[Dataset rows for apps and sites]
BEGIN

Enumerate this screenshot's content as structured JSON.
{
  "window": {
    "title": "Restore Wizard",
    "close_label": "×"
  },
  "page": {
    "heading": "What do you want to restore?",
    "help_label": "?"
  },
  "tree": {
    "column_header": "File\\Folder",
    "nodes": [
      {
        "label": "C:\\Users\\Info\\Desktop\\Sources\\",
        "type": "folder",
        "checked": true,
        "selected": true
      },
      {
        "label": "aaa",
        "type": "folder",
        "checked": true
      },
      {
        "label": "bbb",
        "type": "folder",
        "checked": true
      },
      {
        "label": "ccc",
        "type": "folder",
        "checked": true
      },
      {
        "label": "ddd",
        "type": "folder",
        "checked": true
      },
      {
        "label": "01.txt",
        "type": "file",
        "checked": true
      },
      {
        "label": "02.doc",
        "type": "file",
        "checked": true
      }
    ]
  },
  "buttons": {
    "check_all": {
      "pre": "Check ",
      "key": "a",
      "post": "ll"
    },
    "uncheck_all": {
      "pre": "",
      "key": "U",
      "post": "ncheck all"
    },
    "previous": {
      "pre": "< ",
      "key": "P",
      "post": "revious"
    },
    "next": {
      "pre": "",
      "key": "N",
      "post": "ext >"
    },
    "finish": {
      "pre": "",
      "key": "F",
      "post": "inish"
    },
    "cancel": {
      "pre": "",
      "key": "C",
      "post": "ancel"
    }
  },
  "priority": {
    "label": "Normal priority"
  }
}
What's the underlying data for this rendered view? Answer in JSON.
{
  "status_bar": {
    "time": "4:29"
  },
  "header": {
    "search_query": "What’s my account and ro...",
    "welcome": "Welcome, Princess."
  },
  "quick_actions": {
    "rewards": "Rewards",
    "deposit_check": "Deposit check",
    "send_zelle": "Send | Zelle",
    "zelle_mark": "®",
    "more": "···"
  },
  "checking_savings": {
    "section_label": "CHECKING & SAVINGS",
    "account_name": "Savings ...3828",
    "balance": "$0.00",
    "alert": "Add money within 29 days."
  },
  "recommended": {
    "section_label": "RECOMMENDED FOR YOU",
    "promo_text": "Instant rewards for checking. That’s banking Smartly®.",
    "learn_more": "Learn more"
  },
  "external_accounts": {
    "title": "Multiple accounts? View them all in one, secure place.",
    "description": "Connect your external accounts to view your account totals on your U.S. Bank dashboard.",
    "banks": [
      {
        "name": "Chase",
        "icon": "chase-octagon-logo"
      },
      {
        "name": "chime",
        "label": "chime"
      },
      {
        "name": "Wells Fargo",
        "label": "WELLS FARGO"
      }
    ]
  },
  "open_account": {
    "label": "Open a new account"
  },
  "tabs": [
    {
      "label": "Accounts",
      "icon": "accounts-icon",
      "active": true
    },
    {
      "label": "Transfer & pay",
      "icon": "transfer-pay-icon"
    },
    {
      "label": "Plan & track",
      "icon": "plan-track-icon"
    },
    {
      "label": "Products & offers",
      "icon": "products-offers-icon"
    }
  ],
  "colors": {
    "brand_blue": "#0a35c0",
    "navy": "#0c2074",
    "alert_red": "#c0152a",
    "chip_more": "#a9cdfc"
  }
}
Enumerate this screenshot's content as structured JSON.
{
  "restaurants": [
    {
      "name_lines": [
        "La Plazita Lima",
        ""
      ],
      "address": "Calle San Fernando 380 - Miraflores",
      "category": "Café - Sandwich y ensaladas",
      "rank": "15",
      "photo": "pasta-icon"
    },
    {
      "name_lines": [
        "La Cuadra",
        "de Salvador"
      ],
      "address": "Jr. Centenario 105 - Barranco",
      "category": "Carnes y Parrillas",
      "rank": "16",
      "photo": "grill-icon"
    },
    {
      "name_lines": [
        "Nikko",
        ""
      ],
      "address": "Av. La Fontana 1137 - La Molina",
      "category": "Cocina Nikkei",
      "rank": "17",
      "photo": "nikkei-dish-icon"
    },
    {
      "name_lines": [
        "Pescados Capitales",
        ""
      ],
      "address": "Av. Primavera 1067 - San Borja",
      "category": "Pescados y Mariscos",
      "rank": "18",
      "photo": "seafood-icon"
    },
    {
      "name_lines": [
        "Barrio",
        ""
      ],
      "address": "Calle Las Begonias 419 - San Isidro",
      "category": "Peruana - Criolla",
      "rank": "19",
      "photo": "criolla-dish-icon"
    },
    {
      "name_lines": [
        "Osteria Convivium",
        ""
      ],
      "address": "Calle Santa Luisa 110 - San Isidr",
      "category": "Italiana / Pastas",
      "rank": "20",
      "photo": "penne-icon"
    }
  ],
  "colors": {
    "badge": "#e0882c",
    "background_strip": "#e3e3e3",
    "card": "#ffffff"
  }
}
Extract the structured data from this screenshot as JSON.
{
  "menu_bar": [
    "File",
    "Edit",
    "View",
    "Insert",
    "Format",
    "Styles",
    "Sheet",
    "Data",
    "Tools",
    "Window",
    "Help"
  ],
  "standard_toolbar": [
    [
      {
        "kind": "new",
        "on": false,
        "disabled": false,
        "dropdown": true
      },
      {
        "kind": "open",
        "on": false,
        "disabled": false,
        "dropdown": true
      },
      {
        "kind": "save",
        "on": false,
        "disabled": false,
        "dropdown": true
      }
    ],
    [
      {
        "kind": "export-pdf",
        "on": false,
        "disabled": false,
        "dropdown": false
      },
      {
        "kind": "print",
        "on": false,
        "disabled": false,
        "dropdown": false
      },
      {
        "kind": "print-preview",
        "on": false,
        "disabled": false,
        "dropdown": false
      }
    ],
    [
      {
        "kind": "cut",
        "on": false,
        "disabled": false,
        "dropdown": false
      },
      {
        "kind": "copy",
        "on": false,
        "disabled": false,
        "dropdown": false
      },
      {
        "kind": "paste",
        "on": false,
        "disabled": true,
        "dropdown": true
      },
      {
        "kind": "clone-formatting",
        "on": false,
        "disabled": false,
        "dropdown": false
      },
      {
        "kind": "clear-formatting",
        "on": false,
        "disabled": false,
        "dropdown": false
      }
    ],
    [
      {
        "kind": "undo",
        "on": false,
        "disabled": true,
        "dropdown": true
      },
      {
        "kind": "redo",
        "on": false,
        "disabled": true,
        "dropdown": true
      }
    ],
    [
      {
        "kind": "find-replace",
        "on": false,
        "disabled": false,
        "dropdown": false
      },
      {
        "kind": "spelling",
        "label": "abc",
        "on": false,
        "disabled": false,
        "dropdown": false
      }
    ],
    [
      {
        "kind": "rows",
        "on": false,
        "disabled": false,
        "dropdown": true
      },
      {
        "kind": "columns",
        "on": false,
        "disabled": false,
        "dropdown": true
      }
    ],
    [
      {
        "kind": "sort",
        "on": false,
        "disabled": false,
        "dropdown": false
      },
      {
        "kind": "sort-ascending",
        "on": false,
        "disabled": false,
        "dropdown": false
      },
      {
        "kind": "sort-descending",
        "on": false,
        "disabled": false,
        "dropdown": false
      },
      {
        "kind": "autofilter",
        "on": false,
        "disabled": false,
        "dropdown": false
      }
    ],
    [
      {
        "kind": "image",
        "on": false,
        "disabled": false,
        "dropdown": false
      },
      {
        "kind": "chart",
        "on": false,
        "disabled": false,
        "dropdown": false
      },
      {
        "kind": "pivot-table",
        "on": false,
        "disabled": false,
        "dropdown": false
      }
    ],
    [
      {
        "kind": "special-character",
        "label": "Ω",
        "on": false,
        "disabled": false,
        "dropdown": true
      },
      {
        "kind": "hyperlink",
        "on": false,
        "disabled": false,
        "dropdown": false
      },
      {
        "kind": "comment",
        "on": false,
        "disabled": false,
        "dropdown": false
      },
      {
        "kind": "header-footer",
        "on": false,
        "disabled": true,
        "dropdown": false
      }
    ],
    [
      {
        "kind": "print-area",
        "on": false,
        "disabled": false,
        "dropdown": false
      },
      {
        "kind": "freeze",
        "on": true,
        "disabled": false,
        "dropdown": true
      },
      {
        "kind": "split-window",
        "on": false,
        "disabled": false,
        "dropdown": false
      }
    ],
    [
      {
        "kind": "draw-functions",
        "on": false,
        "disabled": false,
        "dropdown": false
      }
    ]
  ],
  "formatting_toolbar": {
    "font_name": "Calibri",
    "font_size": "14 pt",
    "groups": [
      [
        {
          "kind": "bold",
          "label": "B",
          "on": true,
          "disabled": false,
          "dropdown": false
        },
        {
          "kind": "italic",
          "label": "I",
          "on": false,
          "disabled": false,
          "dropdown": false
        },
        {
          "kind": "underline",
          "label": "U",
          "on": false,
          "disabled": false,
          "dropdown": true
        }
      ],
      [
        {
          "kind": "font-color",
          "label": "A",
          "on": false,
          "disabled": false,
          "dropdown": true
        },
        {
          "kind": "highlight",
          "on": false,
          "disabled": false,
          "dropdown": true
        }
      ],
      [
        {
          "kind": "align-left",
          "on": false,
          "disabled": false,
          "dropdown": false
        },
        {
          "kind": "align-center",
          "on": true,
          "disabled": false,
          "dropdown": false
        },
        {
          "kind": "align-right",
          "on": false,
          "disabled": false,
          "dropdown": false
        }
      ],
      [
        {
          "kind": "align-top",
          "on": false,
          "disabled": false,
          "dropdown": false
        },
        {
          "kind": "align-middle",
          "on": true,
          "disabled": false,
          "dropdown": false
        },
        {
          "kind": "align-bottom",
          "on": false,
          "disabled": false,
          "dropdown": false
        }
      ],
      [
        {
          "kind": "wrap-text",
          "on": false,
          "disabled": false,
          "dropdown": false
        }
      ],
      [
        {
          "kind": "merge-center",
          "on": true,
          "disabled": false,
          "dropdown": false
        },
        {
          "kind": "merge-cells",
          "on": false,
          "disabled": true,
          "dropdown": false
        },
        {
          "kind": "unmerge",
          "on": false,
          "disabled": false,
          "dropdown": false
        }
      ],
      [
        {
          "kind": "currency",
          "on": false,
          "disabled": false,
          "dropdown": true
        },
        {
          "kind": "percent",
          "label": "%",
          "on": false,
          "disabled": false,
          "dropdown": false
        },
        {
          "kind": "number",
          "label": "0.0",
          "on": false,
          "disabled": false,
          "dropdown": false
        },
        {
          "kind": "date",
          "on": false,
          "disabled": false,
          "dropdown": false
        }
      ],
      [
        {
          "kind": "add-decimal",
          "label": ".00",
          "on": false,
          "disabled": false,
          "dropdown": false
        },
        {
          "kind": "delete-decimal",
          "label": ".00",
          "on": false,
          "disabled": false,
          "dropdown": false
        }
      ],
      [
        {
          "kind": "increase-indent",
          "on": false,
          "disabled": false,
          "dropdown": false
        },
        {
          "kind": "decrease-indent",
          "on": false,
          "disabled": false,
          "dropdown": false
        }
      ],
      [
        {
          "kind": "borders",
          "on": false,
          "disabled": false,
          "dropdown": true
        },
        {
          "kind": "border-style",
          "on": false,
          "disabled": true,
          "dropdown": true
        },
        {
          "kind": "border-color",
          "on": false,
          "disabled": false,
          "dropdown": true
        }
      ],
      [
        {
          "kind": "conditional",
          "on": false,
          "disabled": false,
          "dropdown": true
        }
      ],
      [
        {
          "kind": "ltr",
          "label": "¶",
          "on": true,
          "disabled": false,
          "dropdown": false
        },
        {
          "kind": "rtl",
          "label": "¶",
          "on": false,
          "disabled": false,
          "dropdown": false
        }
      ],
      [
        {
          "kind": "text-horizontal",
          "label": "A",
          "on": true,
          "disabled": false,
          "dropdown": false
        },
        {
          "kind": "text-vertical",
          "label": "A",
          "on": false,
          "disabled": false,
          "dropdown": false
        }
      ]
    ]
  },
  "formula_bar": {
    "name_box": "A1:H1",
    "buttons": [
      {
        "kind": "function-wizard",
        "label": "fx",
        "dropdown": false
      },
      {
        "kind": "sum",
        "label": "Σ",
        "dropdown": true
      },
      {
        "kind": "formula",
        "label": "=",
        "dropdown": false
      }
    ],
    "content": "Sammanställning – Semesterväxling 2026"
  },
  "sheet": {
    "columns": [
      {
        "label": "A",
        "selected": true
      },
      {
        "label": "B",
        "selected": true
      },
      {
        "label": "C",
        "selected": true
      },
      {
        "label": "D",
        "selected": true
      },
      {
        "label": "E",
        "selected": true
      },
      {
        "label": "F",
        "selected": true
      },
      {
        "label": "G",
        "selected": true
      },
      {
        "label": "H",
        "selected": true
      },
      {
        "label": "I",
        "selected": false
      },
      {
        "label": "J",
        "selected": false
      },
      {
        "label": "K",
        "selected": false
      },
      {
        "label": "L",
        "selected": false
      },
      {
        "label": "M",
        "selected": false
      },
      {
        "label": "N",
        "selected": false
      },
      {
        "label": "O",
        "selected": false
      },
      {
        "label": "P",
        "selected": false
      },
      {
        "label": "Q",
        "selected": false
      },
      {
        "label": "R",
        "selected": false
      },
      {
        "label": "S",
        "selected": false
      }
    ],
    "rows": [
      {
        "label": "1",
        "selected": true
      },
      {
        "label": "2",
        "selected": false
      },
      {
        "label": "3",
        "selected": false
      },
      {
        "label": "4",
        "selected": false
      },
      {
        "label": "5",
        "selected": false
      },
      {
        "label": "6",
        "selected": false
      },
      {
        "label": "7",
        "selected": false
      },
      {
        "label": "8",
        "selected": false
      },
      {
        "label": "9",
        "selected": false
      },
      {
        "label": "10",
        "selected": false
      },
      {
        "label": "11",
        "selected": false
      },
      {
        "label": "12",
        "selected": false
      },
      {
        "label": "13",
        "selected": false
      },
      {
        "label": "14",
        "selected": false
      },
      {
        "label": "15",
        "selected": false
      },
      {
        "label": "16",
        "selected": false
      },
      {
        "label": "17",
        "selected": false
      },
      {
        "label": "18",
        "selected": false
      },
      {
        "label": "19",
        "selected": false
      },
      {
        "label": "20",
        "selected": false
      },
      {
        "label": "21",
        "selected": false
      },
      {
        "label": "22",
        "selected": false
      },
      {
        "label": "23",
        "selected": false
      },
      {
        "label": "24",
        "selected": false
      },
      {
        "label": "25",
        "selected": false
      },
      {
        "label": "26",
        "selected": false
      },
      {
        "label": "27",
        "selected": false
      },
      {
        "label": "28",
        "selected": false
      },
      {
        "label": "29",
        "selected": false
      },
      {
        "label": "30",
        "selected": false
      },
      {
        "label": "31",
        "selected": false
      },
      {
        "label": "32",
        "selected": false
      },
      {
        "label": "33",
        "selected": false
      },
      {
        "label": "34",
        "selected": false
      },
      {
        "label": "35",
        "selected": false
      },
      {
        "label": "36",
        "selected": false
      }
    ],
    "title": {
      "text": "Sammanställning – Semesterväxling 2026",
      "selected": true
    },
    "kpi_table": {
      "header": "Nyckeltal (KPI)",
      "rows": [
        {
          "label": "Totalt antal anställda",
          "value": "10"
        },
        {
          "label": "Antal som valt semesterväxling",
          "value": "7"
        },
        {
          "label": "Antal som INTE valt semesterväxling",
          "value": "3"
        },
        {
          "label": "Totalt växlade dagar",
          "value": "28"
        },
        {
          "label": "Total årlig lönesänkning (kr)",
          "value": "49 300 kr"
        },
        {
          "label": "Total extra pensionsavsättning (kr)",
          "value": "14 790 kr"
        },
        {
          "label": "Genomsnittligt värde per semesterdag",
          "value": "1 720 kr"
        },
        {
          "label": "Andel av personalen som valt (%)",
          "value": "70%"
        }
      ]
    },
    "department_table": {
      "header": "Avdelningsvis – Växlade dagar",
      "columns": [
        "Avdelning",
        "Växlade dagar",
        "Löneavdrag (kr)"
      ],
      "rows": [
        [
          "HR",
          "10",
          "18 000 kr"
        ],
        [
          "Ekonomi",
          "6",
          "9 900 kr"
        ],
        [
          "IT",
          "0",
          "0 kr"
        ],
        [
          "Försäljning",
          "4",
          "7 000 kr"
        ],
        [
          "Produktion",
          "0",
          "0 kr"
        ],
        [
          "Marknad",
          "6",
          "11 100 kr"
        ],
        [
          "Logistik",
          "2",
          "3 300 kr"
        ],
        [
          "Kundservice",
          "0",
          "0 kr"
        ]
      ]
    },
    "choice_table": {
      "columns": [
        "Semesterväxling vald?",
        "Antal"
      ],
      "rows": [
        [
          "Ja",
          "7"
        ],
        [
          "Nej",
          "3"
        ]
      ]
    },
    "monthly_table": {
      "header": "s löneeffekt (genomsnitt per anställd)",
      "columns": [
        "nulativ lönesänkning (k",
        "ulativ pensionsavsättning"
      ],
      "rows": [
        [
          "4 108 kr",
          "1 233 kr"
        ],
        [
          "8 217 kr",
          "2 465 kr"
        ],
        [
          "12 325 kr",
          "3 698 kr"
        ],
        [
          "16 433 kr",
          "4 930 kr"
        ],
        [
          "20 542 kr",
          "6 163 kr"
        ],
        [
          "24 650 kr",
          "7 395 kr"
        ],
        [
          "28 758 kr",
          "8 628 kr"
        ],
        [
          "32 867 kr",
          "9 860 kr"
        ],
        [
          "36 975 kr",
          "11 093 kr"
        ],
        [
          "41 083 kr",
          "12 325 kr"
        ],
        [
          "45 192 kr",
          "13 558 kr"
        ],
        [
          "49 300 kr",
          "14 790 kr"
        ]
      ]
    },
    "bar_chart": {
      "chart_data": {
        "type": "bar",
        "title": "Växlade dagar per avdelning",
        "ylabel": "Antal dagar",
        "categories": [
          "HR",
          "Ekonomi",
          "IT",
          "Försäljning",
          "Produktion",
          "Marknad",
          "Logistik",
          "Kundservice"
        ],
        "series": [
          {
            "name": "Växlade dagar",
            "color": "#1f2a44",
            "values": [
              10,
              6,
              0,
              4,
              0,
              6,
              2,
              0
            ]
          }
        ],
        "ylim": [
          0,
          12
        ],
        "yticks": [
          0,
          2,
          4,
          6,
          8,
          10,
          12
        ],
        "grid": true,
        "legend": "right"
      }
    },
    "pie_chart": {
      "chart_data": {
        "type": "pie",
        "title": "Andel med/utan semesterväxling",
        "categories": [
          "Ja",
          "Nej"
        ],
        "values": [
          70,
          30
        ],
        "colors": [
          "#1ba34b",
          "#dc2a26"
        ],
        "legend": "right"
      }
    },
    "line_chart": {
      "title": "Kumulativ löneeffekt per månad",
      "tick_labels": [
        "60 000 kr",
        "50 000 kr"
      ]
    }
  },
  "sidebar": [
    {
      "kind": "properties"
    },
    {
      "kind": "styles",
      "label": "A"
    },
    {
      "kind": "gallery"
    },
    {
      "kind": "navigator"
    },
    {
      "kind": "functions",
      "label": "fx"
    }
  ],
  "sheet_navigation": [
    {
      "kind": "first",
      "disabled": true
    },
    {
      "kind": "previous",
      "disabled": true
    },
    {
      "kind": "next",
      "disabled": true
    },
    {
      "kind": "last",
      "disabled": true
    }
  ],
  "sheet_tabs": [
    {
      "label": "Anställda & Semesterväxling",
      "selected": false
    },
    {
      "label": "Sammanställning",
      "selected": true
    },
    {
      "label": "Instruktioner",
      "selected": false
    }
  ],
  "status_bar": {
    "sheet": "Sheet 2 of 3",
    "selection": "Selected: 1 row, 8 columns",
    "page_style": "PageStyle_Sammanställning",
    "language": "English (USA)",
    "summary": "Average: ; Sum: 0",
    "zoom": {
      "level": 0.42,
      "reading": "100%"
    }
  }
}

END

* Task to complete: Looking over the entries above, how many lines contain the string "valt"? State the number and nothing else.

* Expected answer: 3